my judgment? power to soften and melt the most obHast thou an arm like God?" Stretch durate heart. Those who have heard out that weak, withered, ulcerous arm sermons from such passages as theseof thine. Canst thou thunder like Him? “Is Ephraim my dear son, is he a Deck thyself with majesty and excel- pleasant child, how shall I give thee lency; array thyself with glory and up?" &c. and “0, Jerusalem, Jerusa-. beauty; cast abroad thy rage and lem! thou that killest the prophets," &c. wrath ; try thy powers on thy fellow- --felt his appeals to be irresistible. Like mortals ; look upon the proud and the preaching at Nazareth by the Son abase him; see if thou canst crush all of God, men marvelled at the gracious the baughty ones of the earth, and words that proceeded out of his mouth. bring them down. “ Then will I also The kind thoughts he cherished towards confess unto thee that thy own arm and all men, and the love of this seraphic thy right hand can save thee (v. 14); angel clothed his themes with eloquence, when thou canst establish the founda- and the compassion of his heart moved tions of the earth, and bind up the in- the tears and sympathies of others. We fluence of the stars." Let us tremble have lost the benefit of his instructions, to usurp the offices and titles of the his counsels and prayers. I am much great Immanuel, who is “called Jesus, mistaken if America is not greatly infor He shall save His people from their debted for her revival to his fervent sins.”—Matt. i. 21.

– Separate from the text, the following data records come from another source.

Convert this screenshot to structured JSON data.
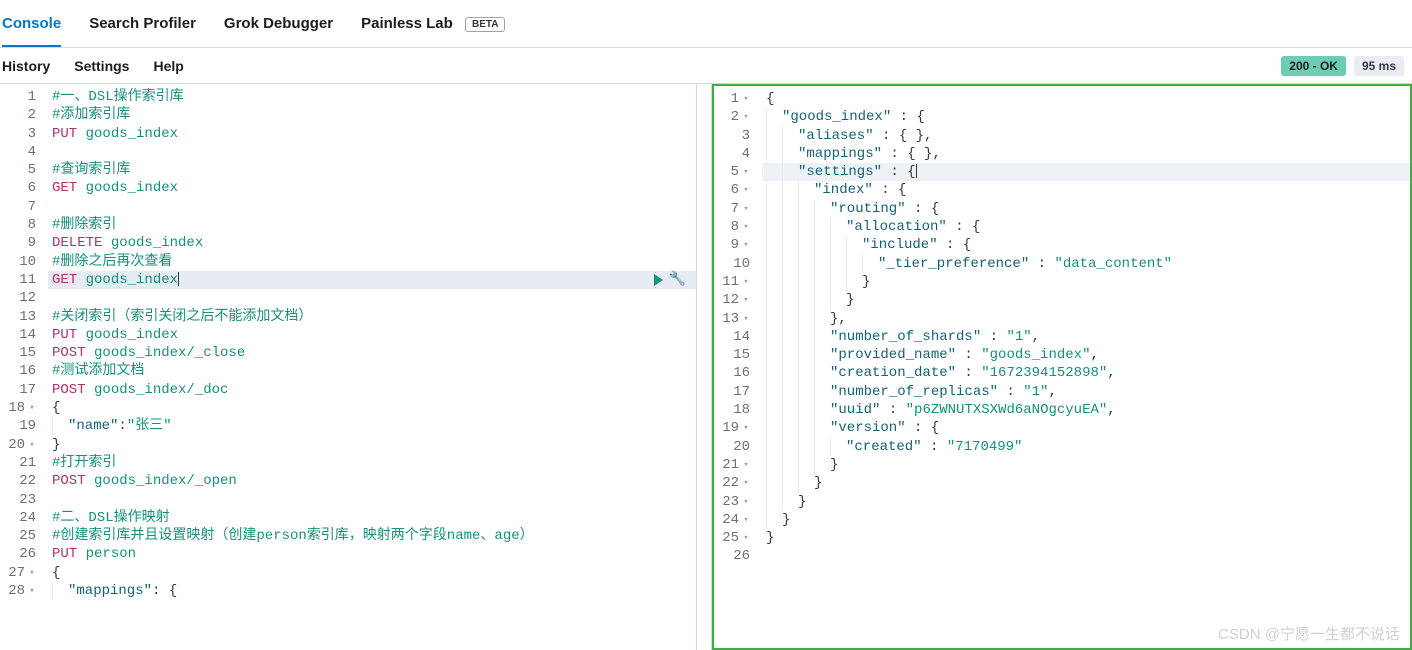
{
  "tabs": {
    "console": "Console",
    "profiler": "Search Profiler",
    "grok": "Grok Debugger",
    "painless": "Painless Lab",
    "beta": "BETA"
  },
  "menu": {
    "history": "History",
    "settings": "Settings",
    "help": "Help"
  },
  "status": {
    "ok": "200 - OK",
    "time": "95 ms"
  },
  "editor": {
    "lines": [
      {
        "n": 1,
        "type": "comment",
        "text": "#一、DSL操作索引库"
      },
      {
        "n": 2,
        "type": "comment",
        "text": "#添加索引库"
      },
      {
        "n": 3,
        "type": "req",
        "method": "PUT",
        "path": " goods_index"
      },
      {
        "n": 4,
        "type": "blank",
        "text": ""
      },
      {
        "n": 5,
        "type": "comment",
        "text": "#查询索引库"
      },
      {
        "n": 6,
        "type": "req",
        "method": "GET",
        "path": " goods_index"
      },
      {
        "n": 7,
        "type": "blank",
        "text": ""
      },
      {
        "n": 8,
        "type": "comment",
        "text": "#删除索引"
      },
      {
        "n": 9,
        "type": "req",
        "method": "DELETE",
        "path": " goods_index"
      },
      {
        "n": 10,
        "type": "comment",
        "text": "#删除之后再次查看"
      },
      {
        "n": 11,
        "type": "req",
        "method": "GET",
        "path": " goods_index",
        "hl": true,
        "actions": true,
        "cursor": true
      },
      {
        "n": 12,
        "type": "blank",
        "text": ""
      },
      {
        "n": 13,
        "type": "comment",
        "text": "#关闭索引（索引关闭之后不能添加文档）"
      },
      {
        "n": 14,
        "type": "req",
        "method": "PUT",
        "path": " goods_index"
      },
      {
        "n": 15,
        "type": "req",
        "method": "POST",
        "path": " goods_index/_close"
      },
      {
        "n": 16,
        "type": "comment",
        "text": "#测试添加文档"
      },
      {
        "n": 17,
        "type": "req",
        "method": "POST",
        "path": " goods_index/_doc"
      },
      {
        "n": 18,
        "type": "punct",
        "text": "{",
        "fold": true
      },
      {
        "n": 19,
        "type": "kv",
        "indent": 1,
        "key": "\"name\"",
        "sep": ":",
        "val": "\"张三\""
      },
      {
        "n": 20,
        "type": "punct",
        "text": "}",
        "fold": true
      },
      {
        "n": 21,
        "type": "comment",
        "text": "#打开索引"
      },
      {
        "n": 22,
        "type": "req",
        "method": "POST",
        "path": " goods_index/_open"
      },
      {
        "n": 23,
        "type": "blank",
        "text": ""
      },
      {
        "n": 24,
        "type": "comment",
        "text": "#二、DSL操作映射"
      },
      {
        "n": 25,
        "type": "comment",
        "text": "#创建索引库并且设置映射（创建person索引库，映射两个字段name、age）"
      },
      {
        "n": 26,
        "type": "req",
        "method": "PUT",
        "path": " person"
      },
      {
        "n": 27,
        "type": "punct",
        "text": "{",
        "fold": true
      },
      {
        "n": 28,
        "type": "kv",
        "indent": 1,
        "key": "\"mappings\"",
        "sep": ": ",
        "val": "{",
        "fold": true
      }
    ]
  },
  "response": {
    "lines": [
      {
        "n": 1,
        "fold": true,
        "ind": 0,
        "seg": [
          {
            "t": "{",
            "c": "punct"
          }
        ]
      },
      {
        "n": 2,
        "fold": true,
        "ind": 1,
        "seg": [
          {
            "t": "\"goods_index\"",
            "c": "key"
          },
          {
            "t": " : ",
            "c": "punct"
          },
          {
            "t": "{",
            "c": "punct"
          }
        ]
      },
      {
        "n": 3,
        "fold": false,
        "ind": 2,
        "seg": [
          {
            "t": "\"aliases\"",
            "c": "key"
          },
          {
            "t": " : ",
            "c": "punct"
          },
          {
            "t": "{ },",
            "c": "punct"
          }
        ]
      },
      {
        "n": 4,
        "fold": false,
        "ind": 2,
        "seg": [
          {
            "t": "\"mappings\"",
            "c": "key"
          },
          {
            "t": " : ",
            "c": "punct"
          },
          {
            "t": "{ },",
            "c": "punct"
          }
        ]
      },
      {
        "n": 5,
        "fold": true,
        "ind": 2,
        "hl": true,
        "seg": [
          {
            "t": "\"settings\"",
            "c": "key"
          },
          {
            "t": " : ",
            "c": "punct"
          },
          {
            "t": "{",
            "c": "punct"
          }
        ],
        "cursor": true
      },
      {
        "n": 6,
        "fold": true,
        "ind": 3,
        "seg": [
          {
            "t": "\"index\"",
            "c": "key"
          },
          {
            "t": " : ",
            "c": "punct"
          },
          {
            "t": "{",
            "c": "punct"
          }
        ]
      },
      {
        "n": 7,
        "fold": true,
        "ind": 4,
        "seg": [
          {
            "t": "\"routing\"",
            "c": "key"
          },
          {
            "t": " : ",
            "c": "punct"
          },
          {
            "t": "{",
            "c": "punct"
          }
        ]
      },
      {
        "n": 8,
        "fold": true,
        "ind": 5,
        "seg": [
          {
            "t": "\"allocation\"",
            "c": "key"
          },
          {
            "t": " : ",
            "c": "punct"
          },
          {
            "t": "{",
            "c": "punct"
          }
        ]
      },
      {
        "n": 9,
        "fold": true,
        "ind": 6,
        "seg": [
          {
            "t": "\"include\"",
            "c": "key"
          },
          {
            "t": " : ",
            "c": "punct"
          },
          {
            "t": "{",
            "c": "punct"
          }
        ]
      },
      {
        "n": 10,
        "fold": false,
        "ind": 7,
        "seg": [
          {
            "t": "\"_tier_preference\"",
            "c": "key"
          },
          {
            "t": " : ",
            "c": "punct"
          },
          {
            "t": "\"data_content\"",
            "c": "string"
          }
        ]
      },
      {
        "n": 11,
        "fold": true,
        "ind": 6,
        "seg": [
          {
            "t": "}",
            "c": "punct"
          }
        ]
      },
      {
        "n": 12,
        "fold": true,
        "ind": 5,
        "seg": [
          {
            "t": "}",
            "c": "punct"
          }
        ]
      },
      {
        "n": 13,
        "fold": true,
        "ind": 4,
        "seg": [
          {
            "t": "},",
            "c": "punct"
          }
        ]
      },
      {
        "n": 14,
        "fold": false,
        "ind": 4,
        "seg": [
          {
            "t": "\"number_of_shards\"",
            "c": "key"
          },
          {
            "t": " : ",
            "c": "punct"
          },
          {
            "t": "\"1\"",
            "c": "string"
          },
          {
            "t": ",",
            "c": "punct"
          }
        ]
      },
      {
        "n": 15,
        "fold": false,
        "ind": 4,
        "seg": [
          {
            "t": "\"provided_name\"",
            "c": "key"
          },
          {
            "t": " : ",
            "c": "punct"
          },
          {
            "t": "\"goods_index\"",
            "c": "string"
          },
          {
            "t": ",",
            "c": "punct"
          }
        ]
      },
      {
        "n": 16,
        "fold": false,
        "ind": 4,
        "seg": [
          {
            "t": "\"creation_date\"",
            "c": "key"
          },
          {
            "t": " : ",
            "c": "punct"
          },
          {
            "t": "\"1672394152898\"",
            "c": "string"
          },
          {
            "t": ",",
            "c": "punct"
          }
        ]
      },
      {
        "n": 17,
        "fold": false,
        "ind": 4,
        "seg": [
          {
            "t": "\"number_of_replicas\"",
            "c": "key"
          },
          {
            "t": " : ",
            "c": "punct"
          },
          {
            "t": "\"1\"",
            "c": "string"
          },
          {
            "t": ",",
            "c": "punct"
          }
        ]
      },
      {
        "n": 18,
        "fold": false,
        "ind": 4,
        "seg": [
          {
            "t": "\"uuid\"",
            "c": "key"
          },
          {
            "t": " : ",
            "c": "punct"
          },
          {
            "t": "\"p6ZWNUTXSXWd6aNOgcyuEA\"",
            "c": "string"
          },
          {
            "t": ",",
            "c": "punct"
          }
        ]
      },
      {
        "n": 19,
        "fold": true,
        "ind": 4,
        "seg": [
          {
            "t": "\"version\"",
            "c": "key"
          },
          {
            "t": " : ",
            "c": "punct"
          },
          {
            "t": "{",
            "c": "punct"
          }
        ]
      },
      {
        "n": 20,
        "fold": false,
        "ind": 5,
        "seg": [
          {
            "t": "\"created\"",
            "c": "key"
          },
          {
            "t": " : ",
            "c": "punct"
          },
          {
            "t": "\"7170499\"",
            "c": "string"
          }
        ]
      },
      {
        "n": 21,
        "fold": true,
        "ind": 4,
        "seg": [
          {
            "t": "}",
            "c": "punct"
          }
        ]
      },
      {
        "n": 22,
        "fold": true,
        "ind": 3,
        "seg": [
          {
            "t": "}",
            "c": "punct"
          }
        ]
      },
      {
        "n": 23,
        "fold": true,
        "ind": 2,
        "seg": [
          {
            "t": "}",
            "c": "punct"
          }
        ]
      },
      {
        "n": 24,
        "fold": true,
        "ind": 1,
        "seg": [
          {
            "t": "}",
            "c": "punct"
          }
        ]
      },
      {
        "n": 25,
        "fold": true,
        "ind": 0,
        "seg": [
          {
            "t": "}",
            "c": "punct"
          }
        ]
      },
      {
        "n": 26,
        "fold": false,
        "ind": 0,
        "seg": []
      }
    ]
  },
  "watermark": "CSDN @宁愿一生都不说话"
}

intercessions; and I feel persuaded None knew better the truth of this Ulster and Newcastle, and every county than our departed friend. He did not and town in England and Wales, had a merge the minister in the Mediator, nor share in his supplications. Neither shall attempt, by any priestly assumption, to we, in this forsaken and now impoveeclipse the glory of the Divine Saviour. rished town, remain unblessed. We He knew that the treasure was put into shall not cry in vain, " Where is the earthen vessels, that the excellency of Lord God of Elijah ?" Men of sterling the power might be of God and not of worth and commanding abilities, thanks men. He possessed qualifications cor- to a kind Providence, have been reresponding to his name. Such was his cently sent amongst us. We see already intelligence, benevolence, and moral the cloud of mercy moving towards us, strength, that the Angel shone forth and ready to break in blessings on our illustriously between those apostolic
heads. "Go on, go on praying for re